### What you need to do
Using the material below, tally each line with the string "attributes" and report only the total.

### Data for this exercise
■ ■ ■

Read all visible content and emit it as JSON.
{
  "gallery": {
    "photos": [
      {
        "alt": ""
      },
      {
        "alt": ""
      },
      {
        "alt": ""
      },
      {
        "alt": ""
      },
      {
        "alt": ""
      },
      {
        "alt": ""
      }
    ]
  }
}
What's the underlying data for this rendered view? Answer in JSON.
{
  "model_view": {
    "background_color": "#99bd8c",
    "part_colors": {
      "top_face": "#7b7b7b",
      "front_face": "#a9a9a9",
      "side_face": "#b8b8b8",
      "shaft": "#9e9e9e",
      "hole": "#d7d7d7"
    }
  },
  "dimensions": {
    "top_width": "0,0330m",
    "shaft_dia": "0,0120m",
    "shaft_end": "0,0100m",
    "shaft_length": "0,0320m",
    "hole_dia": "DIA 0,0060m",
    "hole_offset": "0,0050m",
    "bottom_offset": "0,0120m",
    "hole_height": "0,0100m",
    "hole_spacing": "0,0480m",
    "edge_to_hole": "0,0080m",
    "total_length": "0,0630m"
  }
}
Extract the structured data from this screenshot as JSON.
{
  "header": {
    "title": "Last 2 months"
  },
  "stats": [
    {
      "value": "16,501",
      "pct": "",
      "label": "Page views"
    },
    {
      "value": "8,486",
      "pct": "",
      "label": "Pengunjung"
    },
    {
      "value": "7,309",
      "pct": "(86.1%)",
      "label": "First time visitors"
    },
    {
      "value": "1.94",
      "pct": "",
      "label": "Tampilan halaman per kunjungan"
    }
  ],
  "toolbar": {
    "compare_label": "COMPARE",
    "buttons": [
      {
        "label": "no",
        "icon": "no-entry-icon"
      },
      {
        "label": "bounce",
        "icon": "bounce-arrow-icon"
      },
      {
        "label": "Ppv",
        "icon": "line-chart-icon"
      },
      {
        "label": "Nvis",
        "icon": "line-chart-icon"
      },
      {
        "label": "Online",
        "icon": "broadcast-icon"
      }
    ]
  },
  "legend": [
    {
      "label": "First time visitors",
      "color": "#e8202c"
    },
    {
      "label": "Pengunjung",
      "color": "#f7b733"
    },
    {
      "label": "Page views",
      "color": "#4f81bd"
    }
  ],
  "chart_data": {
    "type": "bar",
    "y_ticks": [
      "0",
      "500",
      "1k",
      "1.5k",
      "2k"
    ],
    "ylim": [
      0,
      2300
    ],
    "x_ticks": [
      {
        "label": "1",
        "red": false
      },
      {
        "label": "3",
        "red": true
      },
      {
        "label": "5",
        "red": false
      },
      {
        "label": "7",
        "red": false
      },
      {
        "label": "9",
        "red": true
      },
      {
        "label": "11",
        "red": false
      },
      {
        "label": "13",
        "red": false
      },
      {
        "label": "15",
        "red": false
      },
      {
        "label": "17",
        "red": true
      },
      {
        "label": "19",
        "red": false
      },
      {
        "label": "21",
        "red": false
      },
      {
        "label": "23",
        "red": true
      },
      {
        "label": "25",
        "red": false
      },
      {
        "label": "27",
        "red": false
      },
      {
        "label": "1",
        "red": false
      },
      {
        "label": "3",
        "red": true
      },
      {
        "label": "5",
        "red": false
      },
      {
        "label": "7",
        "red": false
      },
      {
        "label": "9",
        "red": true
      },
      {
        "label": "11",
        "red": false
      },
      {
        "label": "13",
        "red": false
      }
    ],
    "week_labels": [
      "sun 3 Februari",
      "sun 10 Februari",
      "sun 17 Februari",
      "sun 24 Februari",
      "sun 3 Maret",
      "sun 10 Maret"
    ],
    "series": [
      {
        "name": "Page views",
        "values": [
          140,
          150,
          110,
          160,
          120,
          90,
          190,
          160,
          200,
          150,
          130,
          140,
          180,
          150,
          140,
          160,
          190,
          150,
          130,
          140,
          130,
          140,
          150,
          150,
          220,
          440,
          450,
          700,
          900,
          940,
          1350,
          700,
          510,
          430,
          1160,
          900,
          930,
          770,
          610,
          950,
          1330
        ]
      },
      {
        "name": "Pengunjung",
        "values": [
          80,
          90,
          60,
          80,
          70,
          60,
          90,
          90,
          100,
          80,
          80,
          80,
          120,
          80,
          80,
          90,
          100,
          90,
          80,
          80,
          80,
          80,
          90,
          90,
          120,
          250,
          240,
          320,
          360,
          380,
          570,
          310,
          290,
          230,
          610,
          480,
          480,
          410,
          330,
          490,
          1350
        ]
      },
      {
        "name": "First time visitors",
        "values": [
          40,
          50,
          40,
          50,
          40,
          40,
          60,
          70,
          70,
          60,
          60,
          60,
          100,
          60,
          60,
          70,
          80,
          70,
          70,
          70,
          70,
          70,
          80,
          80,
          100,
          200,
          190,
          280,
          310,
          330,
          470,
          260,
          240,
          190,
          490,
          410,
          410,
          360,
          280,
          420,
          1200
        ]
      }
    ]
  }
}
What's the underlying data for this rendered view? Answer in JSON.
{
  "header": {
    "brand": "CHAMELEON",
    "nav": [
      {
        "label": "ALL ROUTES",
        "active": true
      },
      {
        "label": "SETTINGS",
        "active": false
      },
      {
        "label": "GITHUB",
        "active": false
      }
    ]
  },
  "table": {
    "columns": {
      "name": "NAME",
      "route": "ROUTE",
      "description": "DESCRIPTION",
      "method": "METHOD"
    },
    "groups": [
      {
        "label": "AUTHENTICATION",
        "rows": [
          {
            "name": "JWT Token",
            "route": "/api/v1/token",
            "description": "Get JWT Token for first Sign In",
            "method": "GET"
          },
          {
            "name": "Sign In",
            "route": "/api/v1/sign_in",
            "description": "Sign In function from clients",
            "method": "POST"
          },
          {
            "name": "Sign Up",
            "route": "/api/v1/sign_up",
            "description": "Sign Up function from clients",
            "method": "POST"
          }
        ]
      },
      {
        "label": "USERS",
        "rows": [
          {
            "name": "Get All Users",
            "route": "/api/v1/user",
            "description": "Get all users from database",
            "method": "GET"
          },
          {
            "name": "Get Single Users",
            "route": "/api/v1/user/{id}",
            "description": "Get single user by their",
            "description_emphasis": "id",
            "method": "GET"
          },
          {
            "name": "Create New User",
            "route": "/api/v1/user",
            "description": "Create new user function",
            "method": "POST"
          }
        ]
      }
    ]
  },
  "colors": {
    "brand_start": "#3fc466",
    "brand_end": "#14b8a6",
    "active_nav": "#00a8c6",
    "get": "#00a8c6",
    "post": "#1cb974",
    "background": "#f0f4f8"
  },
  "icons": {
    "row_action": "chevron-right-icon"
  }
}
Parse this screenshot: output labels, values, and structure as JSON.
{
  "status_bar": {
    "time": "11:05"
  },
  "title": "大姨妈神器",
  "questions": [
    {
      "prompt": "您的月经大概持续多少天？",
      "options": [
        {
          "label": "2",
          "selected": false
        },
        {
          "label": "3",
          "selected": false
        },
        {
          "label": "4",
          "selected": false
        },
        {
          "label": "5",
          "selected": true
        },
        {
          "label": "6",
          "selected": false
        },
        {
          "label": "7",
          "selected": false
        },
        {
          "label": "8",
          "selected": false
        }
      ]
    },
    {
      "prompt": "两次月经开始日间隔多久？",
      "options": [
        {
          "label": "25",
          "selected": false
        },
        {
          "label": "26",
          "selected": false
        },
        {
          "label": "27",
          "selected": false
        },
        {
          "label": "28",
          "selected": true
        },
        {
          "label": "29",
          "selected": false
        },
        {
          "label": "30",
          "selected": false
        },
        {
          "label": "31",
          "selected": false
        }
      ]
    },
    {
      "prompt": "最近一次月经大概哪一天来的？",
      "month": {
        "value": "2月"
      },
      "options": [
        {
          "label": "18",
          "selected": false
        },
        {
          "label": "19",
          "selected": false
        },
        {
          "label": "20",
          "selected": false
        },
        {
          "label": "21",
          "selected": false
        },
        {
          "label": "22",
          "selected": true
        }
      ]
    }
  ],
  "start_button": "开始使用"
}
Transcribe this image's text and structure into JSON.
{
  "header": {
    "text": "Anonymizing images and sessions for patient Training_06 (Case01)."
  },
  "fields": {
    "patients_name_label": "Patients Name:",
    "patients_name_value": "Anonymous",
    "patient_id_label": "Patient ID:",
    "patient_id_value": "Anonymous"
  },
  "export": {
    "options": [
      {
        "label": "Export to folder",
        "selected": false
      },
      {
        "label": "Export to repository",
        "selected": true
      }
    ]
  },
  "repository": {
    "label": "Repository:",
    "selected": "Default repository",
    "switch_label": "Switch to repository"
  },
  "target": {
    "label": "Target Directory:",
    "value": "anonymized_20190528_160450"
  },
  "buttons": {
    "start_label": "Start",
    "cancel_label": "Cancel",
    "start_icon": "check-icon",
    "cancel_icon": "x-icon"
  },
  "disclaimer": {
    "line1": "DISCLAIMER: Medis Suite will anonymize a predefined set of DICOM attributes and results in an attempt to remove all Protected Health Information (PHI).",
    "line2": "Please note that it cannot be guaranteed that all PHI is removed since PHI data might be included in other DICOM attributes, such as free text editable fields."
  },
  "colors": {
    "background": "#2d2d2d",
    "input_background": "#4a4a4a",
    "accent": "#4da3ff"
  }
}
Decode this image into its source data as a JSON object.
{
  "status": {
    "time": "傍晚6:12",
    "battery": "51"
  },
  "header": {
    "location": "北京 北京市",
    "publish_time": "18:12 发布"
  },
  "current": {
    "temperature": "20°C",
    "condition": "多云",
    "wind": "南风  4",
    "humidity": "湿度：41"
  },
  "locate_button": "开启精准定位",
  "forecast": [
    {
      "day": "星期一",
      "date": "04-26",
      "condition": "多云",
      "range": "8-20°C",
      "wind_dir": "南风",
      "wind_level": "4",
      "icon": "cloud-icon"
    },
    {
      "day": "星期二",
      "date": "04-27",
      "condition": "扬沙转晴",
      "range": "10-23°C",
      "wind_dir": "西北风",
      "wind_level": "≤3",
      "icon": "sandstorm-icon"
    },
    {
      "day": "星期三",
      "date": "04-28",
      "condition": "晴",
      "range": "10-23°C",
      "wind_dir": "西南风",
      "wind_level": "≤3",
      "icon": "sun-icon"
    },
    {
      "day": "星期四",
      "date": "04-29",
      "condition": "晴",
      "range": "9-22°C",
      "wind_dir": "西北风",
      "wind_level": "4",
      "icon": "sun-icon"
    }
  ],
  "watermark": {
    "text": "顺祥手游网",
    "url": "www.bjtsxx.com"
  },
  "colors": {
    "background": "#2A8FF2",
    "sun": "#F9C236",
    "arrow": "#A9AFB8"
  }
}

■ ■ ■

### Solution below
2